Here are three key moments it highlights:
How Student Loans Came to Be
The film traces the idea of a student-loan program to the 1950s, when well-off families in Boston were worried about paying to send their children to elite colleges. At first, those families intended to set up a scholarship fund, but they realized that a loan program would be cheaper. That set a precedent for policy makers.
Federal loans were subsequently included in the National Defense Education Act of 1958. And they were woven into the 1965 Higher Education Act to appease lawmakers by expanding President Lyndon B. Johnson’s college-affordability efforts to the middle class.
“The deal was, you can have your scholarship program if you give us also a loan program,” Thomas Parker, a senior associate at the policy institute, says in the film.
How Student Loans Spread
In the early 1990s, “the rising price of higher education was creating more and more barriers,” Jamie Merisotis, president of Lumina, says in the film. So the government increased the amount that students could borrow through the federal loan programs. “There was not an intent to create more debt,” Mr. Merisotis says. “There was an intent to create more opportunity.”
The unsubsidized Stafford Loan program, which students can use even if they don’t have financial need, was added at the same time.
Student loans were originally meant to bridge the gap for middle-income students. But over time, they were extended to those from more-affluent backgrounds. And with grant aid and family income trailing rising college prices, debt became widespread among low-income students, too.
And students weren’t the only ones borrowing anymore. The 1980 creation of the PLUS loan program—which lets parents of dependent students borrow up to the cost of attendance, minus other aid—extended federal loans to a whole new group.
How Repayment Got So Complicated
As students’ debt levels rose, “the fear was that once they got out of college and got into repayment, that they would be hit with a bill that they might not be able to afford initially,” says Richard Jerue, director of education, outreach, and strategic initiatives at the Charleston Gaillard Center.
That led to the creation of an “income contingent” repayment system, in 1993. But that option applied only to loans offered directly by the government, not those issued through the federal bank-based system that was then larger.
A new income-based repayment plan was introduced in 2007 because “it was thought at the time that trying to combine it with income-contingent repayment would be complicated and it was easier to just create a new plan,” explains Pauline Abernathy, vice president of the Institute for College Access and Success, or Ticas.
The landscape was further complicated by the addition, a few years later, of a more-generous “pay as you earn” plan. While each repayment plan was created for a reason, “everyone agrees that’s too many,” Ms. Abernathy says.
The film also illustrates how good policy ideas can be bungled, and bad ones knowingly pursued, due to politics or changing circumstances.

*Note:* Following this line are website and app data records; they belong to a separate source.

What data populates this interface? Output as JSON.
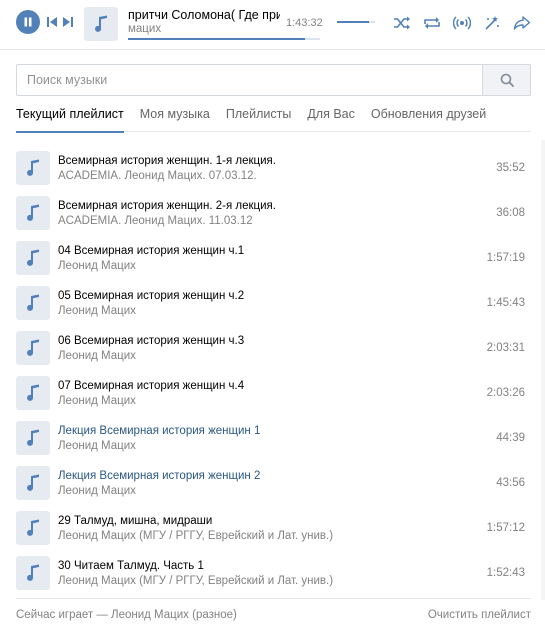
{
  "colors": {
    "accent": "#5181b8",
    "link": "#2a5885",
    "secondary_text": "#828282",
    "thumb_bg": "#e5ebf1"
  },
  "player": {
    "title": "притчи Соломона( Где прир…",
    "artist": "мацих",
    "time": "1:43:32",
    "progress": 0.92,
    "volume": 0.85,
    "icons": [
      "pause-icon",
      "previous-icon",
      "next-icon",
      "note-icon",
      "shuffle-icon",
      "repeat-icon",
      "broadcast-icon",
      "similar-icon",
      "share-icon"
    ]
  },
  "search": {
    "placeholder": "Поиск музыки",
    "value": ""
  },
  "tabs": [
    {
      "label": "Текущий плейлист",
      "active": true
    },
    {
      "label": "Моя музыка"
    },
    {
      "label": "Плейлисты"
    },
    {
      "label": "Для Вас"
    },
    {
      "label": "Обновления друзей"
    }
  ],
  "tracks": [
    {
      "title": "Всемирная история женщин. 1-я лекция.",
      "artist": "ACADEMIA. Леонид Мацих. 07.03.12.",
      "duration": "35:52",
      "linked": false
    },
    {
      "title": "Всемирная история женщин. 2-я лекция.",
      "artist": "ACADEMIA. Леонид Мацих. 11.03.12",
      "duration": "36:08",
      "linked": false
    },
    {
      "title": "04 Всемирная история женщин ч.1",
      "artist": "Леонид Мацих",
      "duration": "1:57:19",
      "linked": false
    },
    {
      "title": "05 Всемирная история женщин ч.2",
      "artist": "Леонид Мацих",
      "duration": "1:45:43",
      "linked": false
    },
    {
      "title": "06 Всемирная история женщин ч.3",
      "artist": "Леонид Мацих",
      "duration": "2:03:31",
      "linked": false
    },
    {
      "title": "07 Всемирная история женщин ч.4",
      "artist": "Леонид Мацих",
      "duration": "2:03:26",
      "linked": false
    },
    {
      "title": "Лекция Всемирная история женщин 1",
      "artist": "Леонид Мацих",
      "duration": "44:39",
      "linked": true
    },
    {
      "title": "Лекция Всемирная история женщин 2",
      "artist": "Леонид Мацих",
      "duration": "43:56",
      "linked": true
    },
    {
      "title": "29 Талмуд, мишна, мидраши",
      "artist": "Леонид Мацих (МГУ / РГГУ, Еврейский и Лат. унив.)",
      "duration": "1:57:12",
      "linked": false
    },
    {
      "title": "30 Читаем Талмуд. Часть 1",
      "artist": "Леонид Мацих (МГУ / РГГУ, Еврейский и Лат. унив.)",
      "duration": "1:52:43",
      "linked": false
    }
  ],
  "footer": {
    "now_playing": "Сейчас играет — Леонид Мацих (разное)",
    "clear_label": "Очистить плейлист"
  }
}
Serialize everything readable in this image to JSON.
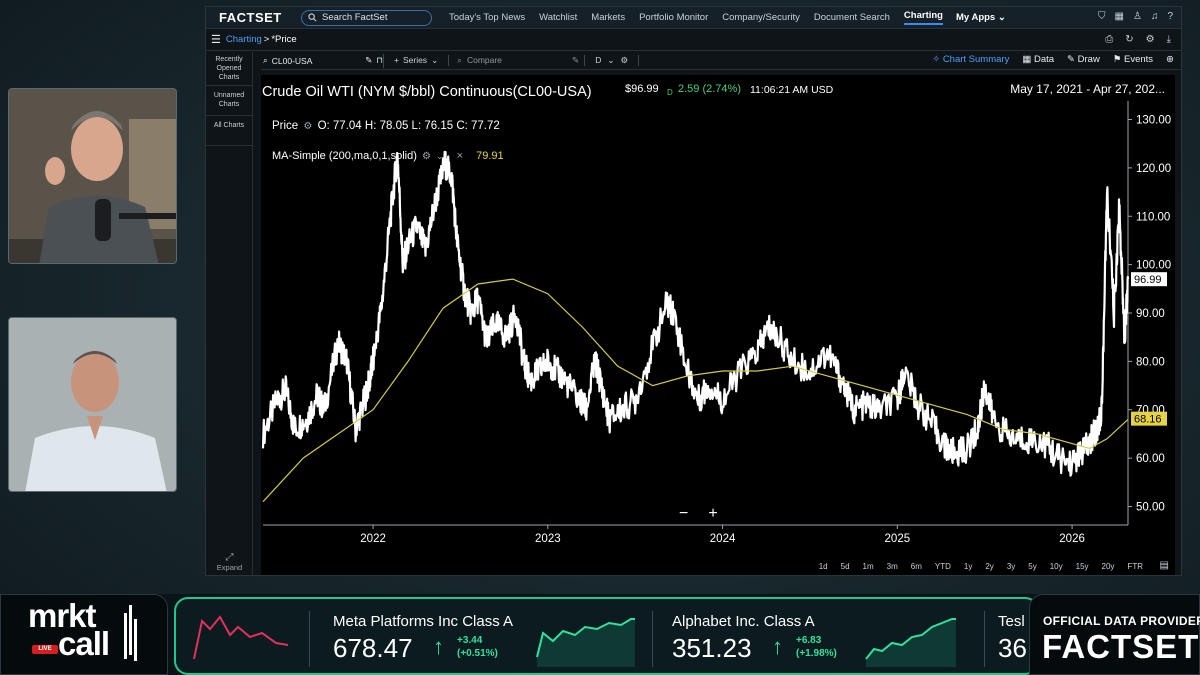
{
  "app": {
    "brand": "FACTSET",
    "search_placeholder": "Search FactSet",
    "nav": [
      "Today's Top News",
      "Watchlist",
      "Markets",
      "Portfolio Monitor",
      "Company/Security",
      "Document Search",
      "Charting"
    ],
    "active_nav": "Charting",
    "my_apps": "My Apps",
    "breadcrumb": {
      "section": "Charting",
      "separator": " >",
      "title": "*Price"
    },
    "sidebar": [
      "Recently Opened Charts",
      "Unnamed Charts",
      "All Charts"
    ],
    "expand_label": "Expand",
    "toolbar": {
      "symbol": "CL00-USA",
      "series_label": "Series",
      "compare_label": "Compare",
      "frequency": "D",
      "chart_summary": "Chart Summary",
      "data": "Data",
      "draw": "Draw",
      "events": "Events"
    },
    "chart_header": {
      "title": "Crude Oil WTI (NYM $/bbl) Continuous(CL00-USA)",
      "price": "$96.99",
      "d_marker": "D",
      "change": "2.59 (2.74%)",
      "time": "11:06:21 AM USD",
      "date_range": "May 17, 2021 - Apr 27, 202..."
    },
    "legend": {
      "price_label": "Price",
      "ohlc": "O: 77.04 H: 78.05 L: 76.15 C: 77.72",
      "ma_label": "MA-Simple (200,ma,0,1,solid)",
      "ma_value": "79.91"
    },
    "zoom": {
      "minus": "−",
      "plus": "+"
    },
    "ranges": [
      "1d",
      "5d",
      "1m",
      "3m",
      "6m",
      "YTD",
      "1y",
      "2y",
      "3y",
      "5y",
      "10y",
      "15y",
      "20y",
      "FTR"
    ]
  },
  "chart_data": {
    "type": "line",
    "title": "Crude Oil WTI (NYM $/bbl) Continuous(CL00-USA)",
    "x_tick_labels": [
      "2022",
      "2023",
      "2024",
      "2025",
      "2026"
    ],
    "y_tick_labels": [
      "50.00",
      "60.00",
      "70.00",
      "80.00",
      "90.00",
      "100.00",
      "110.00",
      "120.00",
      "130.00"
    ],
    "ylim": [
      47,
      133
    ],
    "y_axis_position": "right",
    "grid": false,
    "series": [
      {
        "name": "Price",
        "color": "#ffffff",
        "x": [
          2021.37,
          2021.45,
          2021.5,
          2021.55,
          2021.62,
          2021.68,
          2021.72,
          2021.8,
          2021.85,
          2021.9,
          2021.95,
          2021.98,
          2022.0,
          2022.05,
          2022.1,
          2022.14,
          2022.17,
          2022.2,
          2022.25,
          2022.3,
          2022.35,
          2022.41,
          2022.45,
          2022.48,
          2022.52,
          2022.56,
          2022.6,
          2022.65,
          2022.7,
          2022.76,
          2022.82,
          2022.86,
          2022.9,
          2022.95,
          2023.0,
          2023.05,
          2023.1,
          2023.18,
          2023.22,
          2023.27,
          2023.3,
          2023.35,
          2023.42,
          2023.5,
          2023.6,
          2023.68,
          2023.72,
          2023.8,
          2023.86,
          2023.92,
          2024.0,
          2024.1,
          2024.2,
          2024.26,
          2024.32,
          2024.4,
          2024.5,
          2024.6,
          2024.67,
          2024.75,
          2024.82,
          2024.9,
          2025.0,
          2025.04,
          2025.12,
          2025.2,
          2025.28,
          2025.33,
          2025.4,
          2025.46,
          2025.5,
          2025.55,
          2025.65,
          2025.75,
          2025.85,
          2025.92,
          2026.0,
          2026.05,
          2026.1,
          2026.14,
          2026.17,
          2026.2,
          2026.24,
          2026.27,
          2026.3,
          2026.32
        ],
        "values": [
          65,
          72,
          74,
          66,
          68,
          73,
          70,
          84,
          80,
          66,
          72,
          76,
          80,
          92,
          110,
          123,
          100,
          104,
          108,
          103,
          112,
          121,
          118,
          105,
          95,
          90,
          93,
          84,
          88,
          85,
          90,
          80,
          76,
          78,
          80,
          78,
          76,
          72,
          70,
          80,
          76,
          68,
          70,
          72,
          83,
          92,
          90,
          78,
          72,
          75,
          72,
          78,
          82,
          87,
          85,
          80,
          78,
          82,
          77,
          70,
          71,
          70,
          72,
          78,
          71,
          67,
          62,
          61,
          62,
          66,
          75,
          68,
          64,
          64,
          63,
          60,
          59,
          61,
          63,
          66,
          70,
          115,
          90,
          112,
          85,
          97
        ]
      },
      {
        "name": "MA-Simple (200,ma,0,1,solid)",
        "color": "#d4c94a",
        "x": [
          2021.37,
          2021.6,
          2021.8,
          2022.0,
          2022.2,
          2022.4,
          2022.6,
          2022.8,
          2023.0,
          2023.2,
          2023.4,
          2023.6,
          2023.8,
          2024.0,
          2024.2,
          2024.4,
          2024.6,
          2024.8,
          2025.0,
          2025.2,
          2025.4,
          2025.6,
          2025.8,
          2026.0,
          2026.1,
          2026.2,
          2026.32
        ],
        "values": [
          51,
          60,
          65,
          70,
          80,
          91,
          96,
          97,
          94,
          87,
          79,
          75,
          77,
          78,
          78,
          79,
          77,
          75,
          73,
          71,
          69,
          66,
          65,
          63,
          62,
          64,
          68
        ]
      }
    ],
    "last_price_label": "96.99",
    "ma_last_label": "68.16"
  },
  "webcam": {
    "live_badge": "LIVE"
  },
  "ticker_strip": {
    "show_brand_top": "mrkt",
    "show_brand_bottom": "call",
    "items": [
      {
        "name": "Meta Platforms Inc Class A",
        "price": "678.47",
        "change": "+3.44",
        "change_pct": "(+0.51%)"
      },
      {
        "name": "Alphabet Inc. Class A",
        "price": "351.23",
        "change": "+6.83",
        "change_pct": "(+1.98%)"
      },
      {
        "name": "Tesl",
        "price": "36",
        "change": "",
        "change_pct": ""
      }
    ],
    "provider_label": "OFFICIAL DATA PROVIDER",
    "provider_name": "FACTSET",
    "colors": {
      "accent": "#1fc98e",
      "up": "#2fe39c",
      "down": "#e0325a"
    }
  }
}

It’s not as if anyone ever set out to create a perfect loan system for 2014.
“The extent to which people should be relying on loans, and the extent to which they should be subsidized by the government, is something that we’ve come to not by design, so much as by accident and by the political dictates and by the dictates of the federal budget,” says Sandy Baum, a research professor at George Washington University’s Graduate School of Education and Human Development. That’s a useful caution for everyone who’s dreaming up new policy proposals today.
The film is being released along with a companion film about campus-based aid programs. Two more short films are scheduled to come out in January.